*** Information supplied Section Begins ***
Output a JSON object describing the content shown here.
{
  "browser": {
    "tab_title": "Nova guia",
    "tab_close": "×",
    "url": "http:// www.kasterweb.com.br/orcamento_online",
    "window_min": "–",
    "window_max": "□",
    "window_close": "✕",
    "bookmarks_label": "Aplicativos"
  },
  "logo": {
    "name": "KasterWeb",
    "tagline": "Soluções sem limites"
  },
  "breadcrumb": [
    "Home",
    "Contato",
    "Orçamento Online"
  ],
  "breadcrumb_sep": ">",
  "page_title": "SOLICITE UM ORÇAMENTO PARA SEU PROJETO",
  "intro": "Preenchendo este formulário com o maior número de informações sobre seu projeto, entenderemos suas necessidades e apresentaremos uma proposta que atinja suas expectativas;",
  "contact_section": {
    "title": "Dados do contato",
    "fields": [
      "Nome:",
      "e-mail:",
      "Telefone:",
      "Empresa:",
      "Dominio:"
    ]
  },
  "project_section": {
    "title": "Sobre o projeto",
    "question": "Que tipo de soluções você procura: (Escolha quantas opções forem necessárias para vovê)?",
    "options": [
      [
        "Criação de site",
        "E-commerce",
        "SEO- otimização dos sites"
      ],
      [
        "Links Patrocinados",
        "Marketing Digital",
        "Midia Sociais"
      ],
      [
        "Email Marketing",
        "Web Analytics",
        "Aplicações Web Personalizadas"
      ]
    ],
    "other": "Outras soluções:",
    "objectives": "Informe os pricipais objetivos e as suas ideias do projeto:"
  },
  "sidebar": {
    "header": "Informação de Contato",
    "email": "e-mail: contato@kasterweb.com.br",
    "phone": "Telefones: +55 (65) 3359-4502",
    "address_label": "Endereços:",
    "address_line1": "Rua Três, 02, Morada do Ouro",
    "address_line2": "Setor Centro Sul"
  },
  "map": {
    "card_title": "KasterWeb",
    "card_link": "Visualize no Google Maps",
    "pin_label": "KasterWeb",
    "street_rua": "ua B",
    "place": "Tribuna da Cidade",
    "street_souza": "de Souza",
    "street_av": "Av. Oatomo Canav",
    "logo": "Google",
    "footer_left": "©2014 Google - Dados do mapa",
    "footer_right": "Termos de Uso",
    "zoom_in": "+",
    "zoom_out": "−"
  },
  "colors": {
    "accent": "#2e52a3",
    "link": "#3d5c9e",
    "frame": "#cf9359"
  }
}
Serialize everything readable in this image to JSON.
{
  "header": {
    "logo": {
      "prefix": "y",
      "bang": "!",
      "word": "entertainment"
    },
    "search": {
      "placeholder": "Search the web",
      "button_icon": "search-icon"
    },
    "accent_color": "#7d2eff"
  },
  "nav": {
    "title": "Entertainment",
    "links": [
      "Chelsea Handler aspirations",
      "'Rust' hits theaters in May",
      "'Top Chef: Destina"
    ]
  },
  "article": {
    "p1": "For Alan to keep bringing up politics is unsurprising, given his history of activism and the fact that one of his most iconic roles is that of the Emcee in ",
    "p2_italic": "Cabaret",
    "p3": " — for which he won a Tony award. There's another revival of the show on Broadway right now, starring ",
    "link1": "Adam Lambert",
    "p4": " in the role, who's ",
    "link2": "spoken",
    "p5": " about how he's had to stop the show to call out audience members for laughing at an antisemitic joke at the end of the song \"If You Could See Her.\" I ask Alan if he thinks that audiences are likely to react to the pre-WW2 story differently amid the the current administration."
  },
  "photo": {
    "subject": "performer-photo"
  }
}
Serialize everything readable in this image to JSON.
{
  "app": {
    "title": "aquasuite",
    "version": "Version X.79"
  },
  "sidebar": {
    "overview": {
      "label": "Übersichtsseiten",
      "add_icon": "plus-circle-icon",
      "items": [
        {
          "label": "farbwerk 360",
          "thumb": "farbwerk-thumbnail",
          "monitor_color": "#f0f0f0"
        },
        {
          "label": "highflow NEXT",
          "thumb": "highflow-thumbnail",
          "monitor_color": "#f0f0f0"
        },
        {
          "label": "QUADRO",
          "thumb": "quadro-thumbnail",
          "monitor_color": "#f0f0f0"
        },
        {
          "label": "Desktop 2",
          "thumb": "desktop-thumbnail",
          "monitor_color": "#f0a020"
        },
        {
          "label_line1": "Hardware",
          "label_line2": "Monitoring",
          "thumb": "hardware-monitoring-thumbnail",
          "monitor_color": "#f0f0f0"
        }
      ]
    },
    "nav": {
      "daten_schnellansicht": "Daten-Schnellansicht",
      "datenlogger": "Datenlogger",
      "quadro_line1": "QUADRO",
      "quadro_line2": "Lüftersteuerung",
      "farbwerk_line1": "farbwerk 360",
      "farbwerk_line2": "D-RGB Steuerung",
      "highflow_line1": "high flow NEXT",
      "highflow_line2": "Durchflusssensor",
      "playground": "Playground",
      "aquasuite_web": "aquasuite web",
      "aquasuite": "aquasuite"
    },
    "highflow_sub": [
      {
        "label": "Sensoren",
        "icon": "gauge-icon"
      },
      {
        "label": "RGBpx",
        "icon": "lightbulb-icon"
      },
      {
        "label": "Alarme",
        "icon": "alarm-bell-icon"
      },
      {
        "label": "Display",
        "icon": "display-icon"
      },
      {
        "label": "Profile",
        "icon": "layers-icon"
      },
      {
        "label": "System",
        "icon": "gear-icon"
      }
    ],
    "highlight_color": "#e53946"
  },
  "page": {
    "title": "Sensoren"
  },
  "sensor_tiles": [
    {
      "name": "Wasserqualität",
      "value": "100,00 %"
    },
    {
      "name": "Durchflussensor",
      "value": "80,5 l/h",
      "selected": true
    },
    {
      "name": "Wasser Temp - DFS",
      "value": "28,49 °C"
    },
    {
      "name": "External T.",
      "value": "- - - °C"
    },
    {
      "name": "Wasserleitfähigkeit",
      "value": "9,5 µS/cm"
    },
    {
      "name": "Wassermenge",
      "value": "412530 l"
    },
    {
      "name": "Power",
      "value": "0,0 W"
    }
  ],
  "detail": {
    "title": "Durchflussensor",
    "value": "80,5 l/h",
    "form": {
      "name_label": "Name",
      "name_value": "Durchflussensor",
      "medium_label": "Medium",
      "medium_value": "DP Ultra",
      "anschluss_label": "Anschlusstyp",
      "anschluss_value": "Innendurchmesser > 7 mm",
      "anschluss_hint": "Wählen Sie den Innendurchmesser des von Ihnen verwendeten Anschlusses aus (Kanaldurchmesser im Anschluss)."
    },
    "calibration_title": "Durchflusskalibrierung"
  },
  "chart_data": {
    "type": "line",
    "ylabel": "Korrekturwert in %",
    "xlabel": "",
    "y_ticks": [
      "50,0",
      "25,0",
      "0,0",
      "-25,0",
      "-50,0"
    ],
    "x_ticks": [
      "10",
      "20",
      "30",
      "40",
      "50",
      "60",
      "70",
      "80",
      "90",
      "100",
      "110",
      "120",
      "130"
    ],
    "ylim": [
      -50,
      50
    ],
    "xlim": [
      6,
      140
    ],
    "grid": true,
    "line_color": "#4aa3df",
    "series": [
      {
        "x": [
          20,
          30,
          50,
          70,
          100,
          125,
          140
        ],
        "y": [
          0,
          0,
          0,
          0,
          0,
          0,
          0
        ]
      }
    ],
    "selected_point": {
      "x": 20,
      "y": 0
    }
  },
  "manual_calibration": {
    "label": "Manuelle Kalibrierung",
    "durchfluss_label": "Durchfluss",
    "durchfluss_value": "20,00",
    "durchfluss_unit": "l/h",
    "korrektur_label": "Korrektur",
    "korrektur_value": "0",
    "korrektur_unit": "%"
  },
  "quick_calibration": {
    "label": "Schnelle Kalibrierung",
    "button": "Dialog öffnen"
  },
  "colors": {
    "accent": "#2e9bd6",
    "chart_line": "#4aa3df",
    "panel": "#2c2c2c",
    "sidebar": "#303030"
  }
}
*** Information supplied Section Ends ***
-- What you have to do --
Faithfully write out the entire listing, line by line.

-- Written solution --
Output a JSON object describing the content shown here.
{
  "browser": {
    "tab_title": "Nova guia",
    "tab_close": "×",
    "url": "http:// www.kasterweb.com.br/orcamento_online",
    "window_min": "–",
    "window_max": "□",
    "window_close": "✕",
    "bookmarks_label": "Aplicativos"
  },
  "logo": {
    "name": "KasterWeb",
    "tagline": "Soluções sem limites"
  },
  "breadcrumb": [
    "Home",
    "Contato",
    "Orçamento Online"
  ],
  "breadcrumb_sep": ">",
  "page_title": "SOLICITE UM ORÇAMENTO PARA SEU PROJETO",
  "intro": "Preenchendo este formulário com o maior número de informações sobre seu projeto, entenderemos suas necessidades e apresentaremos uma proposta que atinja suas expectativas;",
  "contact_section": {
    "title": "Dados do contato",
    "fields": [
      "Nome:",
      "e-mail:",
      "Telefone:",
      "Empresa:",
      "Dominio:"
    ]
  },
  "project_section": {
    "title": "Sobre o projeto",
    "question": "Que tipo de soluções você procura: (Escolha quantas opções forem necessárias para vovê)?",
    "options": [
      [
        "Criação de site",
        "E-commerce",
        "SEO- otimização dos sites"
      ],
      [
        "Links Patrocinados",
        "Marketing Digital",
        "Midia Sociais"
      ],
      [
        "Email Marketing",
        "Web Analytics",
        "Aplicações Web Personalizadas"
      ]
    ],
    "other": "Outras soluções:",
    "objectives": "Informe os pricipais objetivos e as suas ideias do projeto:"
  },
  "sidebar": {
    "header": "Informação de Contato",
    "email": "e-mail: contato@kasterweb.com.br",
    "phone": "Telefones: +55 (65) 3359-4502",
    "address_label": "Endereços:",
    "address_line1": "Rua Três, 02, Morada do Ouro",
    "address_line2": "Setor Centro Sul"
  },
  "map": {
    "card_title": "KasterWeb",
    "card_link": "Visualize no Google Maps",
    "pin_label": "KasterWeb",
    "street_rua": "ua B",
    "place": "Tribuna da Cidade",
    "street_souza": "de Souza",
    "street_av": "Av. Oatomo Canav",
    "logo": "Google",
    "footer_left": "©2014 Google - Dados do mapa",
    "footer_right": "Termos de Uso",
    "zoom_in": "+",
    "zoom_out": "−"
  },
  "colors": {
    "accent": "#2e52a3",
    "link": "#3d5c9e",
    "frame": "#cf9359"
  }
}
Serialize everything readable in this image to JSON.
{
  "header": {
    "logo": {
      "prefix": "y",
      "bang": "!",
      "word": "entertainment"
    },
    "search": {
      "placeholder": "Search the web",
      "button_icon": "search-icon"
    },
    "accent_color": "#7d2eff"
  },
  "nav": {
    "title": "Entertainment",
    "links": [
      "Chelsea Handler aspirations",
      "'Rust' hits theaters in May",
      "'Top Chef: Destina"
    ]
  },
  "article": {
    "p1": "For Alan to keep bringing up politics is unsurprising, given his history of activism and the fact that one of his most iconic roles is that of the Emcee in ",
    "p2_italic": "Cabaret",
    "p3": " — for which he won a Tony award. There's another revival of the show on Broadway right now, starring ",
    "link1": "Adam Lambert",
    "p4": " in the role, who's ",
    "link2": "spoken",
    "p5": " about how he's had to stop the show to call out audience members for laughing at an antisemitic joke at the end of the song \"If You Could See Her.\" I ask Alan if he thinks that audiences are likely to react to the pre-WW2 story differently amid the the current administration."
  },
  "photo": {
    "subject": "performer-photo"
  }
}
Serialize everything readable in this image to JSON.
{
  "app": {
    "title": "aquasuite",
    "version": "Version X.79"
  },
  "sidebar": {
    "overview": {
      "label": "Übersichtsseiten",
      "add_icon": "plus-circle-icon",
      "items": [
        {
          "label": "farbwerk 360",
          "thumb": "farbwerk-thumbnail",
          "monitor_color": "#f0f0f0"
        },
        {
          "label": "highflow NEXT",
          "thumb": "highflow-thumbnail",
          "monitor_color": "#f0f0f0"
        },
        {
          "label": "QUADRO",
          "thumb": "quadro-thumbnail",
          "monitor_color": "#f0f0f0"
        },
        {
          "label": "Desktop 2",
          "thumb": "desktop-thumbnail",
          "monitor_color": "#f0a020"
        },
        {
          "label_line1": "Hardware",
          "label_line2": "Monitoring",
          "thumb": "hardware-monitoring-thumbnail",
          "monitor_color": "#f0f0f0"
        }
      ]
    },
    "nav": {
      "daten_schnellansicht": "Daten-Schnellansicht",
      "datenlogger": "Datenlogger",
      "quadro_line1": "QUADRO",
      "quadro_line2": "Lüftersteuerung",
      "farbwerk_line1": "farbwerk 360",
      "farbwerk_line2": "D-RGB Steuerung",
      "highflow_line1": "high flow NEXT",
      "highflow_line2": "Durchflusssensor",
      "playground": "Playground",
      "aquasuite_web": "aquasuite web",
      "aquasuite": "aquasuite"
    },
    "highflow_sub": [
      {
        "label": "Sensoren",
        "icon": "gauge-icon"
      },
      {
        "label": "RGBpx",
        "icon": "lightbulb-icon"
      },
      {
        "label": "Alarme",
        "icon": "alarm-bell-icon"
      },
      {
        "label": "Display",
        "icon": "display-icon"
      },
      {
        "label": "Profile",
        "icon": "layers-icon"
      },
      {
        "label": "System",
        "icon": "gear-icon"
      }
    ],
    "highlight_color": "#e53946"
  },
  "page": {
    "title": "Sensoren"
  },
  "sensor_tiles": [
    {
      "name": "Wasserqualität",
      "value": "100,00 %"
    },
    {
      "name": "Durchflussensor",
      "value": "80,5 l/h",
      "selected": true
    },
    {
      "name": "Wasser Temp - DFS",
      "value": "28,49 °C"
    },
    {
      "name": "External T.",
      "value": "- - - °C"
    },
    {
      "name": "Wasserleitfähigkeit",
      "value": "9,5 µS/cm"
    },
    {
      "name": "Wassermenge",
      "value": "412530 l"
    },
    {
      "name": "Power",
      "value": "0,0 W"
    }
  ],
  "detail": {
    "title": "Durchflussensor",
    "value": "80,5 l/h",
    "form": {
      "name_label": "Name",
      "name_value": "Durchflussensor",
      "medium_label": "Medium",
      "medium_value": "DP Ultra",
      "anschluss_label": "Anschlusstyp",
      "anschluss_value": "Innendurchmesser > 7 mm",
      "anschluss_hint": "Wählen Sie den Innendurchmesser des von Ihnen verwendeten Anschlusses aus (Kanaldurchmesser im Anschluss)."
    },
    "calibration_title": "Durchflusskalibrierung"
  },
  "chart_data": {
    "type": "line",
    "ylabel": "Korrekturwert in %",
    "xlabel": "",
    "y_ticks": [
      "50,0",
      "25,0",
      "0,0",
      "-25,0",
      "-50,0"
    ],
    "x_ticks": [
      "10",
      "20",
      "30",
      "40",
      "50",
      "60",
      "70",
      "80",
      "90",
      "100",
      "110",
      "120",
      "130"
    ],
    "ylim": [
      -50,
      50
    ],
    "xlim": [
      6,
      140
    ],
    "grid": true,
    "line_color": "#4aa3df",
    "series": [
      {
        "x": [
          20,
          30,
          50,
          70,
          100,
          125,
          140
        ],
        "y": [
          0,
          0,
          0,
          0,
          0,
          0,
          0
        ]
      }
    ],
    "selected_point": {
      "x": 20,
      "y": 0
    }
  },
  "manual_calibration": {
    "label": "Manuelle Kalibrierung",
    "durchfluss_label": "Durchfluss",
    "durchfluss_value": "20,00",
    "durchfluss_unit": "l/h",
    "korrektur_label": "Korrektur",
    "korrektur_value": "0",
    "korrektur_unit": "%"
  },
  "quick_calibration": {
    "label": "Schnelle Kalibrierung",
    "button": "Dialog öffnen"
  },
  "colors": {
    "accent": "#2e9bd6",
    "chart_line": "#4aa3df",
    "panel": "#2c2c2c",
    "sidebar": "#303030"
  }
}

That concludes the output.